Canada and the Philippines signed a memorandum of understanding on defense cooperation in January 2024, a move which Manila’s defense chief said could lead to a bilateral troop pact.
“I’m glad to hear that there is a strong intention on both sides to deepen and strengthen the relationships by forging new milestones in our defense relations to culminate, perhaps, with the Visiting Forces Agreement,” Philippine Defense Secretary Gilberto Teodoro said in a statement.
Manila has such an agreement with the United States, which allows the rotation of U.S. troops to and from the Philippines for drills and exercises.
The Philippine Defense Ministry said the memorandum would jump-start cooperation with Canada on military education and training, information sharing, peacekeeping operations, and disaster response.
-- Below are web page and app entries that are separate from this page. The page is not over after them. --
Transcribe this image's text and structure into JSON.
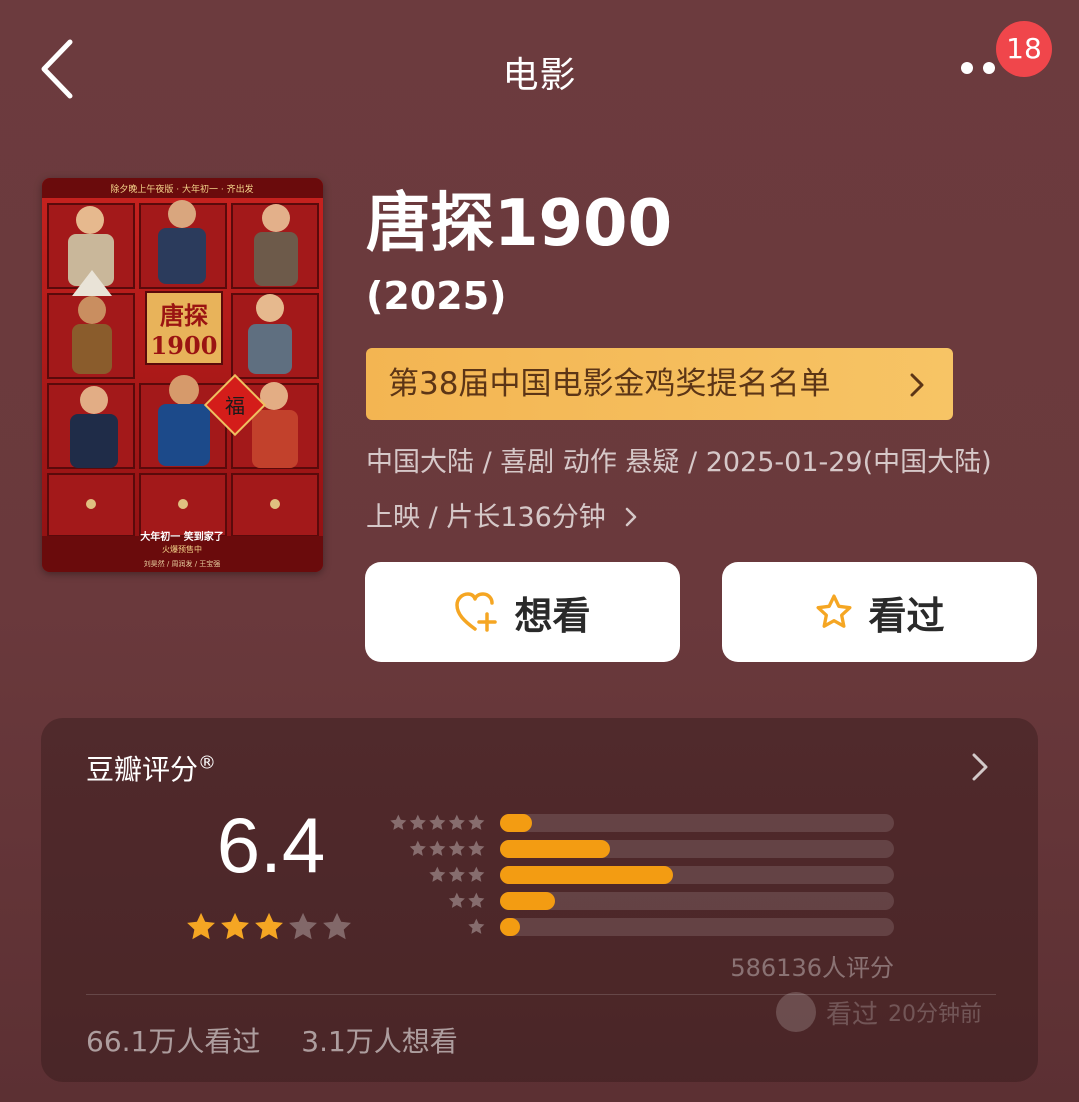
{
  "header": {
    "title": "电影",
    "badge_count": "18"
  },
  "movie": {
    "title": "唐探1900",
    "year": "(2025)",
    "award_banner": "第38届中国电影金鸡奖提名名单",
    "meta_line1": "中国大陆 / 喜剧 动作 悬疑 / 2025-01-29(中国大陆)",
    "meta_line2": "上映 / 片长136分钟"
  },
  "poster": {
    "top_text": "除夕晚上午夜版  ·  大年初一 · 齐出发",
    "logo_line1": "唐探",
    "logo_line2": "1900",
    "fu_char": "福",
    "tagline": "大年初一 笑到家了",
    "sub_tagline": "火爆预售中",
    "cast_line": "刘昊然 / 周润发 / 王宝强"
  },
  "actions": {
    "want_label": "想看",
    "watched_label": "看过"
  },
  "rating": {
    "title": "豆瓣评分",
    "title_mark": "®",
    "score": "6.4",
    "score_stars": 3.2,
    "distribution_percent": [
      8,
      28,
      44,
      14,
      5
    ],
    "count_text": "586136人评分",
    "watched_text": "66.1万人看过",
    "want_text": "3.1万人想看"
  },
  "activity": {
    "label": "看过",
    "time": "20分钟前"
  },
  "colors": {
    "background": "#6a393c",
    "accent_bar": "#f39c12",
    "star": "#f5a623",
    "badge": "#f0464b",
    "banner": "#f5bd5c"
  }
}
“The strongest assets we have are the mutual trust and confidence that we have in one another … and because we are dealing with each other in a straightforward, open and on a rules-based manner, such trust is reinforced and will surpass political changes and the tests of time,” Teodoro said.
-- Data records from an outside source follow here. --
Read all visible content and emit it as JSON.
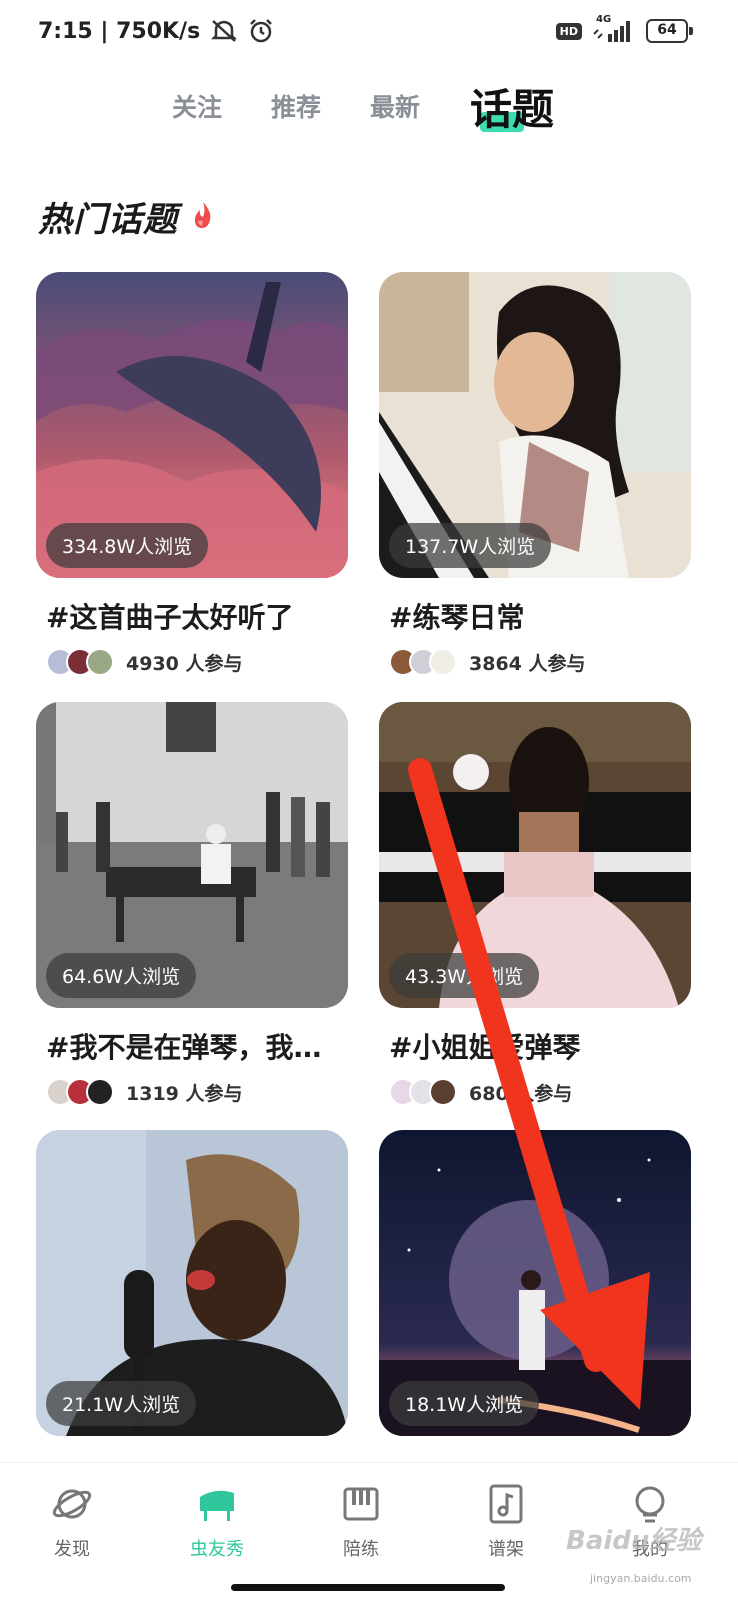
{
  "status_bar": {
    "time_speed": "7:15 | 750K/s",
    "network": "4G",
    "hd": "HD",
    "battery": "64"
  },
  "tabs": [
    {
      "label": "关注"
    },
    {
      "label": "推荐"
    },
    {
      "label": "最新"
    },
    {
      "label": "话题",
      "active": true
    }
  ],
  "section": {
    "title": "热门话题"
  },
  "cards": [
    {
      "views": "334.8W人浏览",
      "title": "#这首曲子太好听了",
      "participants": "4930 人参与"
    },
    {
      "views": "137.7W人浏览",
      "title": "#练琴日常",
      "participants": "3864 人参与"
    },
    {
      "views": "64.6W人浏览",
      "title": "#我不是在弹琴，我…",
      "participants": "1319 人参与"
    },
    {
      "views": "43.3W人浏览",
      "title": "#小姐姐爱弹琴",
      "participants": "680 人参与"
    },
    {
      "views": "21.1W人浏览",
      "title": "",
      "participants": ""
    },
    {
      "views": "18.1W人浏览",
      "title": "",
      "participants": ""
    }
  ],
  "bottom_nav": [
    {
      "label": "发现",
      "icon": "planet-icon"
    },
    {
      "label": "虫友秀",
      "icon": "piano-icon",
      "active": true
    },
    {
      "label": "陪练",
      "icon": "keyboard-icon"
    },
    {
      "label": "谱架",
      "icon": "music-note-icon"
    },
    {
      "label": "我的",
      "icon": "bulb-avatar-icon"
    }
  ],
  "colors": {
    "accent": "#2fc79b",
    "tab_highlight": "#3ddcb1",
    "arrow": "#f0341e"
  },
  "watermark": {
    "brand": "Baidu经验",
    "url": "jingyan.baidu.com"
  }
}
Canada has supported the Philippines in the face of the People’s Republic of China’s (PRC) increased assertiveness in the South China Sea, backing a 2016 international tribunal’s ruling that Beijing’s expansive claims to the strategic waterway have no legal basis. The PRC has ignored that decision, and its coast guard and maritime militia have harassed fishing crews and Philippine vessels conducting military resupply missions.
In October 2023, Ottawa and Manila signed a deal for the Philippines to use Canada’s Dark Vessel Detection system to combat illegal, unreported and unregulated fishing by vessels that have switched off their location transmitters to evade detection.
The system will also enhance the Philippines’ maritime domain awareness over its territorial waters and exclusive economic zone, where there have been a series of confrontations with the PRC.